The mood was still fragile, though.
"I think the tipping point for a more prolonged negative trend (for risk assets) is quite close," said Hans Peterson, SEB Investment Management's head of asset allocation, referring to the trade war escalation and other risks such as Brexit.
"We have reduced both European and global equities. We still have a small overweight in EM (emerging market) stocks but just a small one."
U.S. President Donald Trump and Treasury Secretary Steven Mnuchin said on Monday that China was manipulating its currency, and that Washington would engage the International Monetary Fund to clamp down on Beijing.

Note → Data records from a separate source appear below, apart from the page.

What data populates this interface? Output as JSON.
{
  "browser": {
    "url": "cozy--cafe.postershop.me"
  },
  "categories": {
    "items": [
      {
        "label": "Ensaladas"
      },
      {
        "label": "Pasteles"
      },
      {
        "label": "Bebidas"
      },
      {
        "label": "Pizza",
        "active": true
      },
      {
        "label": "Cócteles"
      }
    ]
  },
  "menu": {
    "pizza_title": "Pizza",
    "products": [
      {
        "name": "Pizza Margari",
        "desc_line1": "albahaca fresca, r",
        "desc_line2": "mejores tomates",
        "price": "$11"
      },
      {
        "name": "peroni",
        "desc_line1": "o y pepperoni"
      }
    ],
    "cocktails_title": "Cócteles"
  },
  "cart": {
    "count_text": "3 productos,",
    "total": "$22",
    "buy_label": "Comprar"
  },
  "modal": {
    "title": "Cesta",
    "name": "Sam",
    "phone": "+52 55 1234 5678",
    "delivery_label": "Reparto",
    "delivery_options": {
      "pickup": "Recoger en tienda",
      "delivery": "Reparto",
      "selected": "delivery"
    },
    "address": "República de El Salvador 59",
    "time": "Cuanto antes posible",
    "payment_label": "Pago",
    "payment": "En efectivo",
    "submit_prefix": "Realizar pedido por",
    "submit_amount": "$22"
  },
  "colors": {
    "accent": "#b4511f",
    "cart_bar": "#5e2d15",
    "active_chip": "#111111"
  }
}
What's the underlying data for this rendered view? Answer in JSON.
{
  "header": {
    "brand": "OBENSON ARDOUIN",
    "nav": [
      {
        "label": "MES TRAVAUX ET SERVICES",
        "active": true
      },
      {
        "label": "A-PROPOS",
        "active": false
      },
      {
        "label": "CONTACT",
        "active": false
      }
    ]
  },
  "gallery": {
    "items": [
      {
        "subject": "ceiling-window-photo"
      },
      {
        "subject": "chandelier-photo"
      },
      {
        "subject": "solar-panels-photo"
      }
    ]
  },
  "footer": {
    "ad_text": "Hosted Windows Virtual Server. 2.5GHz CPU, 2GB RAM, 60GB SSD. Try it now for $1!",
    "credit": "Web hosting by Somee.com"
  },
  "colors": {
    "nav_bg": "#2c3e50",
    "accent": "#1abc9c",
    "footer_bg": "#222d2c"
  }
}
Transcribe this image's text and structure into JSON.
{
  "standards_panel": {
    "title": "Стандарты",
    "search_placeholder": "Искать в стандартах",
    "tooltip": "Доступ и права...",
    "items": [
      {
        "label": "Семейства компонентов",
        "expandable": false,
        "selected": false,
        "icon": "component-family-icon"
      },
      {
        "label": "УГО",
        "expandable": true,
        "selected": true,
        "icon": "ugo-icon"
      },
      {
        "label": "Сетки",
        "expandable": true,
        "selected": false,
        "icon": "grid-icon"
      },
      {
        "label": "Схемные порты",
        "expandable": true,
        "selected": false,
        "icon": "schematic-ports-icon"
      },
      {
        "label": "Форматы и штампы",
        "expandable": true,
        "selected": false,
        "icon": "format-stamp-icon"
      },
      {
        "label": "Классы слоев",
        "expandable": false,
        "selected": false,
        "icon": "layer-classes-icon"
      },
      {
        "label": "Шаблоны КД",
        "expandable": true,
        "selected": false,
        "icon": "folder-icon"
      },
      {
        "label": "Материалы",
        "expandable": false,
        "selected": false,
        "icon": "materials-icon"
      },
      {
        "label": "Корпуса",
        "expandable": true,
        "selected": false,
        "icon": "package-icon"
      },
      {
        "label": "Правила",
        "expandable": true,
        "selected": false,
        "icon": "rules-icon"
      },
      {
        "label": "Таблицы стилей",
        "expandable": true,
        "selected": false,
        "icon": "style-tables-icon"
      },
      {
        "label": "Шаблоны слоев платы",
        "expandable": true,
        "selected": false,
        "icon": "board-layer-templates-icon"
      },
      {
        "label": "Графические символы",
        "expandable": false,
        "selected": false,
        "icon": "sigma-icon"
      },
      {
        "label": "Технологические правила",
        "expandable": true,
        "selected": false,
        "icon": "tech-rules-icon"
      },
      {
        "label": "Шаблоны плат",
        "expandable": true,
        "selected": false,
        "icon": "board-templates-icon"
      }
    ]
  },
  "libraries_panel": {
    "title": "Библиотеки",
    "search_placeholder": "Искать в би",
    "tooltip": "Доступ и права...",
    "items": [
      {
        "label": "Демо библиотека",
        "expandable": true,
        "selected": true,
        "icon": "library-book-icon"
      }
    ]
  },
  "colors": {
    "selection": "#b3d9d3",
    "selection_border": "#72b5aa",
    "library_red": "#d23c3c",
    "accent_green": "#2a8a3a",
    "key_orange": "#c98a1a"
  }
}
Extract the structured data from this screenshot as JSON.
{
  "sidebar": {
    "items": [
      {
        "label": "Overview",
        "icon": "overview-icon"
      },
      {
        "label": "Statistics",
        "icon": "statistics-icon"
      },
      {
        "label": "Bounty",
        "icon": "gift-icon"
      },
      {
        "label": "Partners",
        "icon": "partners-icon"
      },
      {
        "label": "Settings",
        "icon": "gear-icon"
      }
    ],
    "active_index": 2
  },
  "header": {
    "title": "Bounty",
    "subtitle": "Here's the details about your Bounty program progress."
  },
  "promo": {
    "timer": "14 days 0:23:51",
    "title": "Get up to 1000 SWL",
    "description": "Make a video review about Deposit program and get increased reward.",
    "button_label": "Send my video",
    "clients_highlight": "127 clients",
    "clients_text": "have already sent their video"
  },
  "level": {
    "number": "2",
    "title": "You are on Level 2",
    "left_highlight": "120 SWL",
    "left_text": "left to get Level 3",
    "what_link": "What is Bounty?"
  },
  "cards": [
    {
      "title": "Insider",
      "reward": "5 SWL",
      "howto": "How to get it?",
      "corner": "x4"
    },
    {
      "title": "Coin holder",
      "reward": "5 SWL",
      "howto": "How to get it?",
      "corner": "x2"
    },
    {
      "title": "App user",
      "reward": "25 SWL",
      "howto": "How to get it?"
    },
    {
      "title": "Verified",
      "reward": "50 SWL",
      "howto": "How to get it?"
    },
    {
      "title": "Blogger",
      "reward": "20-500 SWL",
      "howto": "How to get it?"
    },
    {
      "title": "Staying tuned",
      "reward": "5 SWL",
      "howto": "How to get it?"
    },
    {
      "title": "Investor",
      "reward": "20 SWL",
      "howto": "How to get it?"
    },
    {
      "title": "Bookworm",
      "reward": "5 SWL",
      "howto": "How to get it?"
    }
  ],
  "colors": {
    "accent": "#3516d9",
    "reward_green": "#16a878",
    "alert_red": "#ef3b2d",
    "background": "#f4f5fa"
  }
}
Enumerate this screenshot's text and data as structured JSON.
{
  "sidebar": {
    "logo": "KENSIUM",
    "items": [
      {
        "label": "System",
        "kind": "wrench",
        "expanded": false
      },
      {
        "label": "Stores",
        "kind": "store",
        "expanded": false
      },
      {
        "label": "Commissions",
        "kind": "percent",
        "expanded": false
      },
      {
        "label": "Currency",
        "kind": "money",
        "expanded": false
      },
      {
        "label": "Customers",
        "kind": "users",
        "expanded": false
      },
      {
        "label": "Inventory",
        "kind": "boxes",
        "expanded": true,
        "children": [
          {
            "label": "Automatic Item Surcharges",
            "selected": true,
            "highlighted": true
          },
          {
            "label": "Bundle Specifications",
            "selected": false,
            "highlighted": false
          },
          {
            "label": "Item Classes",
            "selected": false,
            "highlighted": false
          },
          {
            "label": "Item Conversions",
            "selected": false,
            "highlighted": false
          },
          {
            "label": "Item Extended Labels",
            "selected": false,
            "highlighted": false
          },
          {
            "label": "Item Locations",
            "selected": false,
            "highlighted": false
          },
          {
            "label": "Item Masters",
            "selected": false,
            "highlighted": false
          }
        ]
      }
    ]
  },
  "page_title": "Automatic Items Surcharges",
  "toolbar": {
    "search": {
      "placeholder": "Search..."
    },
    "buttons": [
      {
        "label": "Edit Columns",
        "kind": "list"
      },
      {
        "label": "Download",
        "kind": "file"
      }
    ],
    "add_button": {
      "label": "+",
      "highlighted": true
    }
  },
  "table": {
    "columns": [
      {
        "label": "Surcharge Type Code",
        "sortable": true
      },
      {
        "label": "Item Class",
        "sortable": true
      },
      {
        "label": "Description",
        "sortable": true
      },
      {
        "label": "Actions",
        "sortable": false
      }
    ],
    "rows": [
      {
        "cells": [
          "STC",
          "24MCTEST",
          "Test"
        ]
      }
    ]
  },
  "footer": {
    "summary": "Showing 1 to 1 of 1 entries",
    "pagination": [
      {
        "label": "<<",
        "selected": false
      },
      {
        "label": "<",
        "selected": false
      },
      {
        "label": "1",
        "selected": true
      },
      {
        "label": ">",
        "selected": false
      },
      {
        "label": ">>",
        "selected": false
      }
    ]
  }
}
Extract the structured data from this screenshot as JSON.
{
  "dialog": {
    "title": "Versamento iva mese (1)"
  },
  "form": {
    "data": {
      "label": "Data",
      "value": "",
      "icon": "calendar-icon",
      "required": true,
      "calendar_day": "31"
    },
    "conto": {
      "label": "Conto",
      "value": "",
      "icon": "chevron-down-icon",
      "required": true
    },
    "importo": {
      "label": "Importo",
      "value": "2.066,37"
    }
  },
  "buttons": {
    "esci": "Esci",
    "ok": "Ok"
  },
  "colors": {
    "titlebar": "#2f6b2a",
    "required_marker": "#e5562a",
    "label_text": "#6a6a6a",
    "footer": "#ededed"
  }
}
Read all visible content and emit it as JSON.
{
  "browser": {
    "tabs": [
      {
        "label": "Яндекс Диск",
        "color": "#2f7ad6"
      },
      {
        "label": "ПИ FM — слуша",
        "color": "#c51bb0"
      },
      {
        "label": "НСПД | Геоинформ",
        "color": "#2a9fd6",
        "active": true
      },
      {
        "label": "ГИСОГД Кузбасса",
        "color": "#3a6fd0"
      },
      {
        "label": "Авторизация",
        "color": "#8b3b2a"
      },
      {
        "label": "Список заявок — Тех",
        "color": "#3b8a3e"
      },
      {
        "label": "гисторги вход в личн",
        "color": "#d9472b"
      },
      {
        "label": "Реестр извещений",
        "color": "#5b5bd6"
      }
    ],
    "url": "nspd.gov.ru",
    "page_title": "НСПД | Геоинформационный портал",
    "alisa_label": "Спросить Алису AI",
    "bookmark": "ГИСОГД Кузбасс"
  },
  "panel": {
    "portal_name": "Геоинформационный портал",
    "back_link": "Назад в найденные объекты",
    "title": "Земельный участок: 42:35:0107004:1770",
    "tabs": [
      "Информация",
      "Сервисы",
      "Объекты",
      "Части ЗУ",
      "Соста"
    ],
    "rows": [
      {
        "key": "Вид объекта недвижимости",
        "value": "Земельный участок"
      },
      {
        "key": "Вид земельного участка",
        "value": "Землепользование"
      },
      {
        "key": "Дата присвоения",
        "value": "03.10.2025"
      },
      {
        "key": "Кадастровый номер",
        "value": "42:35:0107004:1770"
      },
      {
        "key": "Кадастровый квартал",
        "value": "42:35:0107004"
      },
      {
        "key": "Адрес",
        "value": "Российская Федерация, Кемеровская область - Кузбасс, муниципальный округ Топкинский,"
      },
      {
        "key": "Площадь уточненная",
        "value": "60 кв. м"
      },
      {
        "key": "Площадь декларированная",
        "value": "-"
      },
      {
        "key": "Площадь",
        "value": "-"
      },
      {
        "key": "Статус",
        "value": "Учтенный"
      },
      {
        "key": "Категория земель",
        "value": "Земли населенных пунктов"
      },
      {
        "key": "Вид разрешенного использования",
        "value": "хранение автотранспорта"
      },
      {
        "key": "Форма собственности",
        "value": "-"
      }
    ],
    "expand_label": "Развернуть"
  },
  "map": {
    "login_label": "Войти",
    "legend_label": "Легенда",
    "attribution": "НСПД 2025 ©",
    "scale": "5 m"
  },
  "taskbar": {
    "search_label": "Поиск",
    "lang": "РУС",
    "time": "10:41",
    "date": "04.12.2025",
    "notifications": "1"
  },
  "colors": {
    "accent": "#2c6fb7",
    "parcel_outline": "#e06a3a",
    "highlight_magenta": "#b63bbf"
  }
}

"Officially labelling China a currency manipulator gives the United States a legitimate reason to take even more steps," said Norihiro Fujito, senior investment strategist at Mitsubishi UFJ Morgan Stanley Securities.
"The markets are now scrambling to factor in the possibility of the United States imposing not only an additional 10% of tariffs on Chinese imports, but the figure being raised to 25%.
Goldman Sachs also said it no longer expects a deal to be struck before the November 2020 U.S. presidential election. Morgan Stanley said more tit-for-tat tariffs could tip the world economy into recession by the middle next year.
Though U.S. Treasury yields had edged back up to 1.74% from October 2016 lows of 1.672%, German yields stayed down at -0.54%. Markets are now pricing in a 100% chance that the European Central Bank will cut its already negative interest rates again next month.
MSCI's broadest index of Asia-Pacific shares outside Japan had ended down 0.75% after brushing its lowest since January. It has lost 3.7% so far this week.
The Shanghai Composite Index retreated 1.4%, while Japan's Nikkei shed 0.7%. Australian stocks fell 2.4% after metals prices fell and Australia's central bank resisted cutting interest rates again.
China's offshore yuan had stretched the previous day's slide, briefly weakening to 7.1382, the lowest since international trading in the Chinese currency began in 2010. But it pulled back to 7.0469 after Beijing's firmer-than-expected fixing on Tuesday.
The Japanese yen, a perceived safe-haven in times of market turmoil and political tensions, touched a seven-month high of 105.520 per dollar before dropping back as far as 106.700 in volatile trade.
The Swiss franc, another currency sought in times of turmoil, has gained roughly 1% against the dollar this week. It set a six-week peak of 0.9700 franc per dollar.
Japan's 10-year bond yield fell to a three-year trough of minus 0.215%.
Brent crude oil futures steadied after dropping to near a seven-month low of $59.07 per barrel as the trade war raised concern about lower demand for commodities. Brent last traded at $59.85 for a modest gain.
Spot gold stalled after advancing to a six-year peak of $1,474.80 an ounce as investors sought safety.
"People are just rebalancing their portfolios in favour of bonds, gold, Japanese yen, Swiss francs and the usual safe havens," said SP Angel analyst Sergey Raevskiy.
Additional reporting by Shinichi Saoshiro in Tokyo and K. Sathya Narayanan in Bengaluru; sditing by Larry King